mining industries studied in 2010, the U.S. Bureau of Labor Statistics reported today. This was up from
42 percent in 2009. Unit labor costs, which reflect the total labor costs required to produce a unit of
output, declined in 46 percent of the industries in 2010, compared to 35 percent in 2009.
Productivity increased in more industries in 2010 than in any year since 2003, while output rose in more
industries than in any year since 2007. The number of industries with increases in output and the number
of industries with increases in hours both rose in 2010 after declining in 2007, 2008, and 2009. However,
declining hours continued to contribute to productivity gains for many industries. Of the industries with
productivity increases in 2010, 72 percent registered output increases, while 86 percent posted declines
in labor hours. (See table 1.)
Unit labor costs fell in 23 of 47 service-providing industries, the most since 2003, but in only 1 of the 5
mining industries in 2010.
Industry labor productivity measures are updated as data become available. Productivity measures for
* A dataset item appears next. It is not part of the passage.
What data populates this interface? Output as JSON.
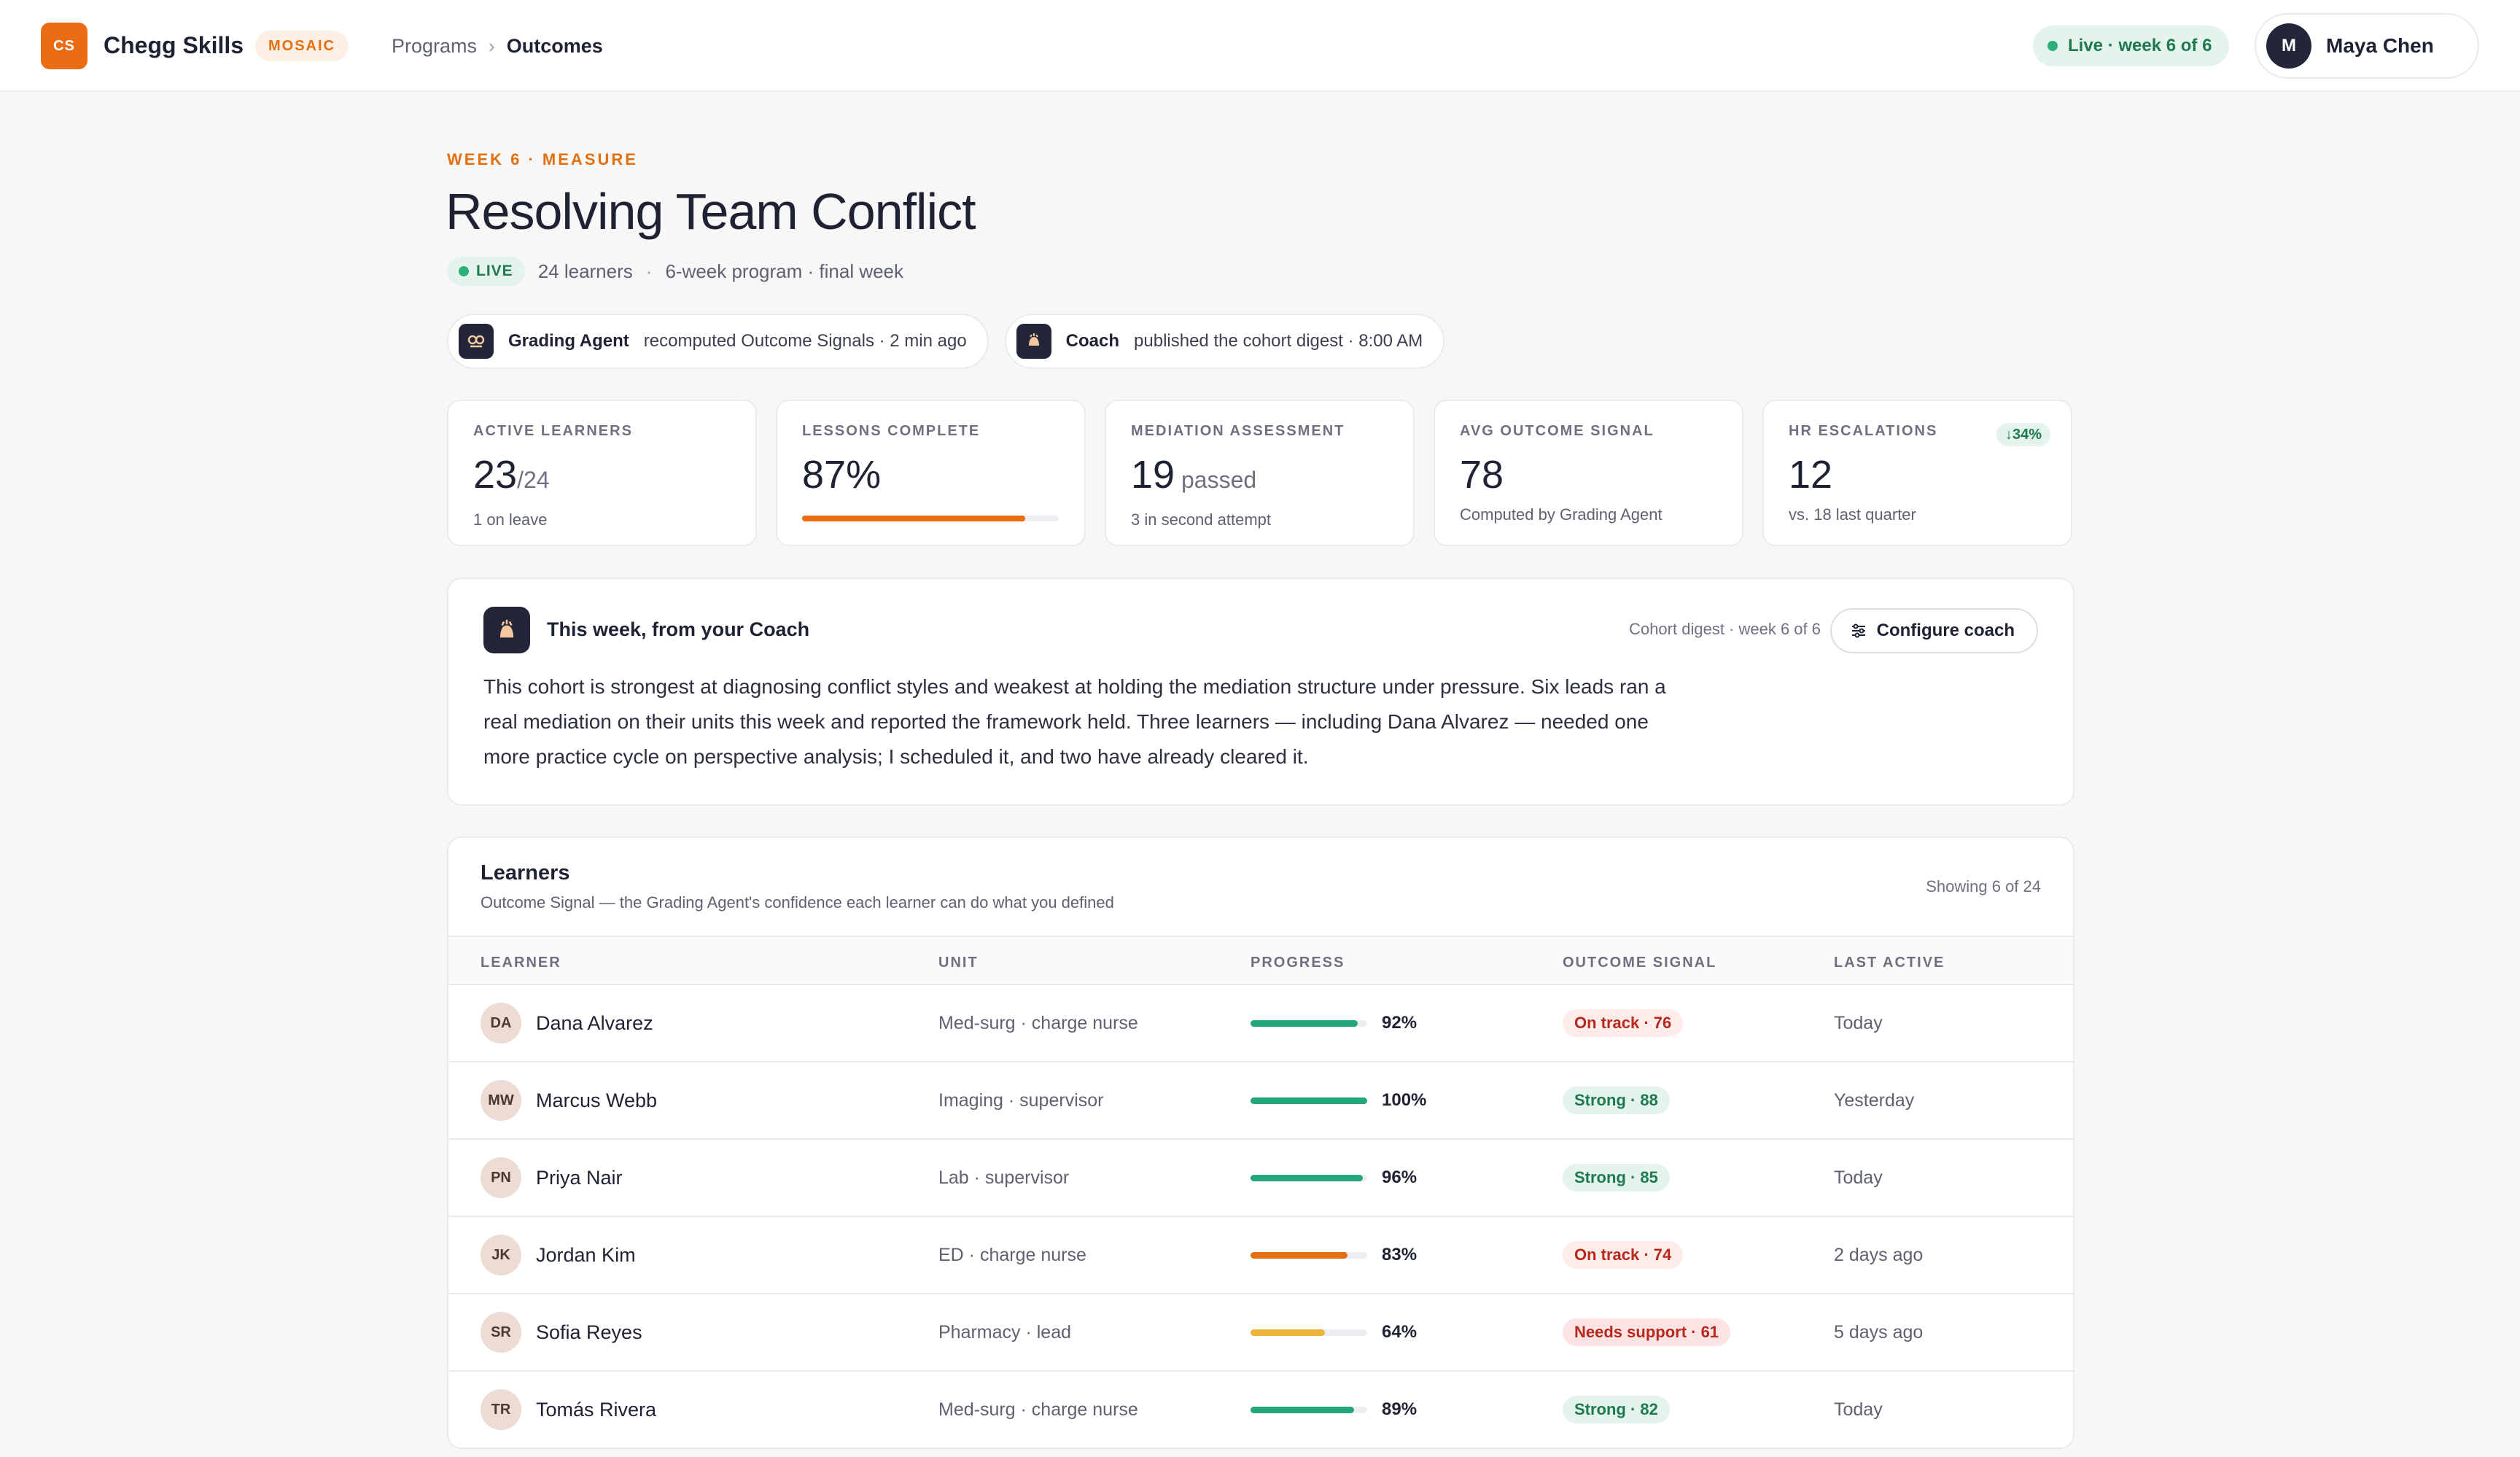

industries in other sectors can be accessed on the BLS Labor Productivity and Costs web site at
Output per hour increased in 32 of the 47 industries studied. In most of these industries, productivity
rose as output growth was accompanied by declines or more modest increases in hours. Several
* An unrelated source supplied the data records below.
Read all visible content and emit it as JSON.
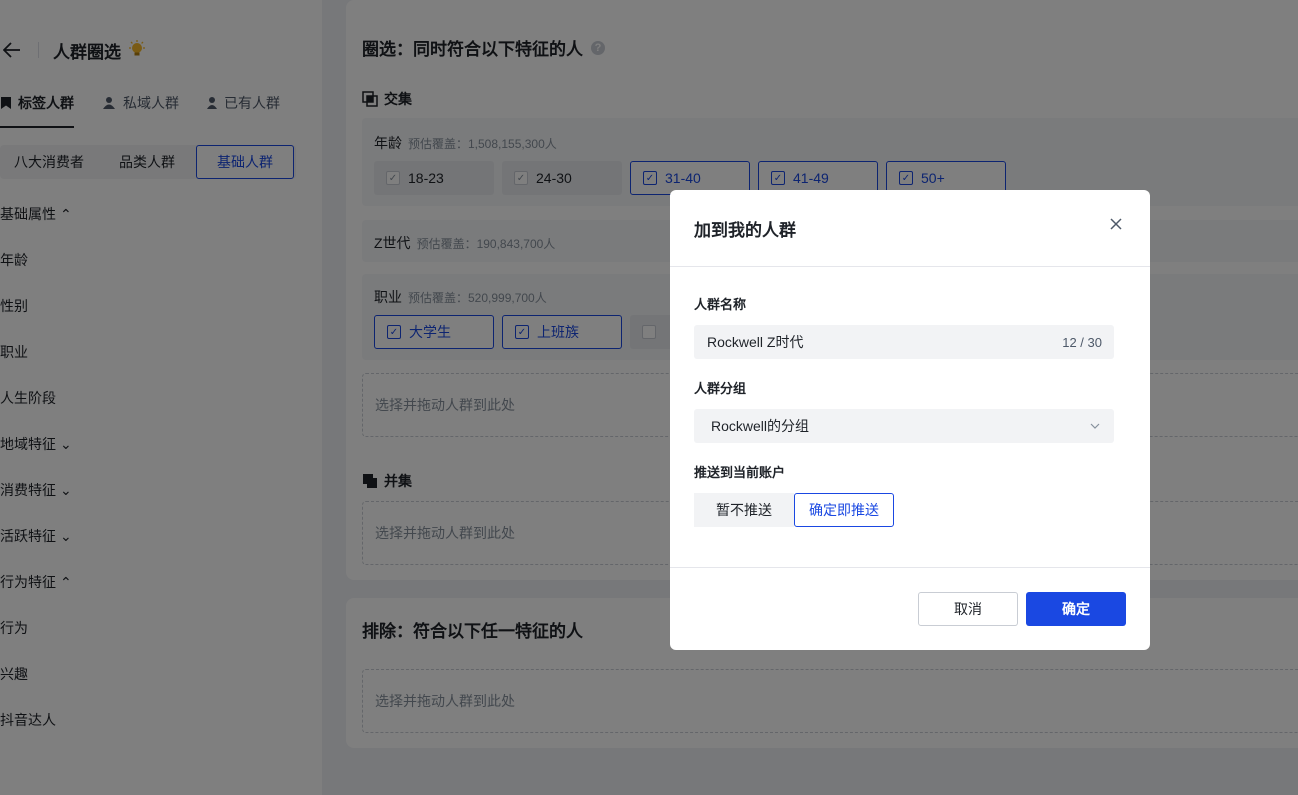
{
  "left_panel": {
    "title": "人群圈选",
    "tabs": [
      {
        "label": "标签人群",
        "icon": "bookmark-icon"
      },
      {
        "label": "私域人群",
        "icon": "group-icon"
      },
      {
        "label": "已有人群",
        "icon": "person-icon"
      }
    ],
    "subtabs": [
      "八大消费者",
      "品类人群",
      "基础人群"
    ],
    "tree": [
      {
        "label": "基础属性",
        "chevron": "up"
      },
      {
        "label": "年龄"
      },
      {
        "label": "性别"
      },
      {
        "label": "职业"
      },
      {
        "label": "人生阶段"
      },
      {
        "label": "地域特征",
        "chevron": "down"
      },
      {
        "label": "消费特征",
        "chevron": "down"
      },
      {
        "label": "活跃特征",
        "chevron": "down"
      },
      {
        "label": "行为特征",
        "chevron": "up"
      },
      {
        "label": "行为"
      },
      {
        "label": "兴趣"
      },
      {
        "label": "抖音达人"
      }
    ]
  },
  "main": {
    "include_title": "圈选：同时符合以下特征的人",
    "intersection_label": "交集",
    "age_group": {
      "label": "年龄",
      "estimate": "预估覆盖：1,508,155,300人",
      "chips": [
        {
          "label": "18-23",
          "checked": false
        },
        {
          "label": "24-30",
          "checked": false
        },
        {
          "label": "31-40",
          "checked": true
        },
        {
          "label": "41-49",
          "checked": true
        },
        {
          "label": "50+",
          "checked": true
        }
      ]
    },
    "genz_group": {
      "label": "Z世代",
      "estimate": "预估覆盖：190,843,700人"
    },
    "job_group": {
      "label": "职业",
      "estimate": "预估覆盖：520,999,700人",
      "chips": [
        {
          "label": "大学生",
          "checked": true
        },
        {
          "label": "上班族",
          "checked": true
        }
      ]
    },
    "drop_placeholder": "选择并拖动人群到此处",
    "union_label": "并集",
    "exclude_title": "排除：符合以下任一特征的人"
  },
  "modal": {
    "title": "加到我的人群",
    "name_label": "人群名称",
    "name_value": "Rockwell Z时代",
    "name_count": "12 / 30",
    "group_label": "人群分组",
    "group_value": "Rockwell的分组",
    "push_label": "推送到当前账户",
    "push_options": [
      "暂不推送",
      "确定即推送"
    ],
    "push_selected": "确定即推送",
    "cancel_label": "取消",
    "ok_label": "确定"
  },
  "colors": {
    "accent": "#1a48e2",
    "overlay": "rgba(0,0,0,0.5)"
  }
}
industries posted double-digit productivity gains as a result: local as well as long-distance general freight
trucking; refrigerated warehousing and storage; radio and television broadcasting; wireless
telecommunications carriers; and travel agencies.
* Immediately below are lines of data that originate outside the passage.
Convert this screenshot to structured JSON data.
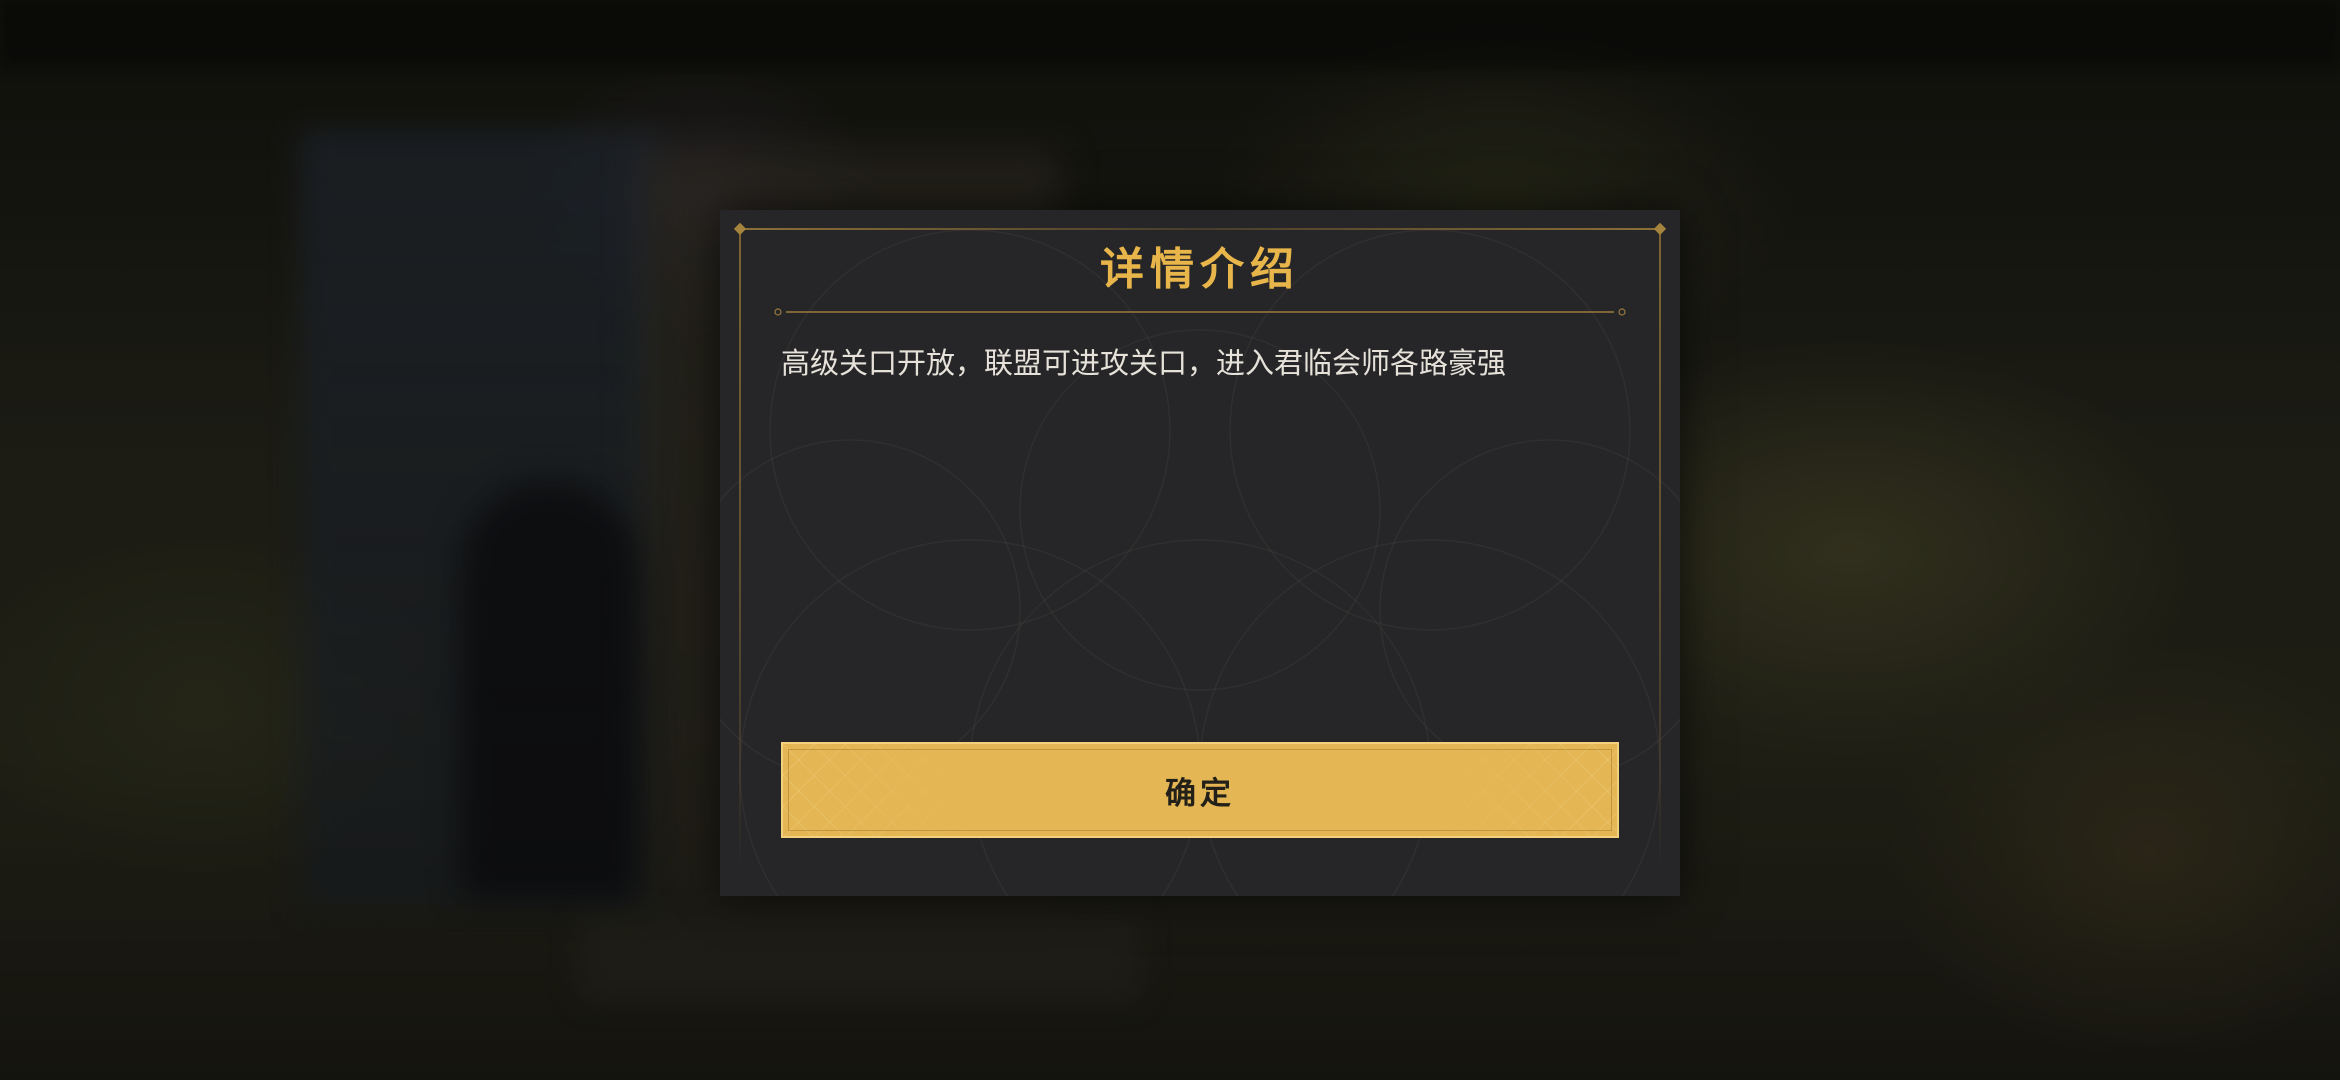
{
  "dialog": {
    "title": "详情介绍",
    "description": "高级关口开放，联盟可进攻关口，进入君临会师各路豪强",
    "confirm_label": "确定"
  },
  "colors": {
    "title": "#e8b54a",
    "button": "#e4b754",
    "panel": "#262628",
    "frame": "#a5843e"
  },
  "icons": {
    "corner_ornament": "diamond-ornament-icon"
  }
}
In a few industries, productivity rose despite falling output. In industries such as postal service; couriers
and messengers; video tape and disc rental; photofinishing; and newspaper, book, and directory
publishers, rising labor productivity reflected declines in both labor hours and output, with hours falling
more rapidly than output.
Output per hour rose in four of the five detailed mining industries studied; only coal mining posted a
productivity decline. Productivity was particularly strong in the support activities for mining industry,
where strong growth in output exceeded a large increase in labor hours. However, because support
activities for mining are completely consumed by other mining industries, they are not included in the
final output leaving the sector. After excluding support activities for mining, overall productivity for the
mining sector declined slightly, as output grew more slowly than hours.
Industry productivity performance over the long term contrasts with the performance in 2010. Between
1987 and 2010, labor productivity increased in 87 percent of the detailed service-providing and mining
industries, with over 70 percent of industries recording average productivity growth between 0.1 and 4.0
percent per year. In 2010, large productivity gains were more common than over the longer term; 35
percent of industries posted productivity gains of 6.1 percent or more, the most since 1998.
New Industries and Improvements
With this release, productivity and cost measures are presented for the first time for two industries:
travel arrangement and reservation services (NAICS 5615) and personal care services (NAICS 8121).
Output per hour in the travel arrangement and reservation services industry rose at a rapid rate of 8.3
percent per year on average between 1997 and 2010, and increased 11.8 percent in 2010. Output per
hour in the personal care services industry increased 1.8 percent per year on average between 1987 and
2010, but declined 2.2 percent in 2010.
Also included in this release for the first time are improved productivity and cost measures for the
commercial banking industry. The revised measures reflect a more comprehensive definition of banking
output that covers a broader range of bank services – including loan securitization, investment banking,
insurance provision, and other fee-based services – as well as improved weights for combining detailed
banking services. Labor productivity in commercial banking grew at an average rate of 3.9 percent per
year between 1987 and 2010, but declined 3.1 percent in 2010. A fuller discussion of the changes will
be provided in a forthcoming article in the Monthly Labor Review (MLR).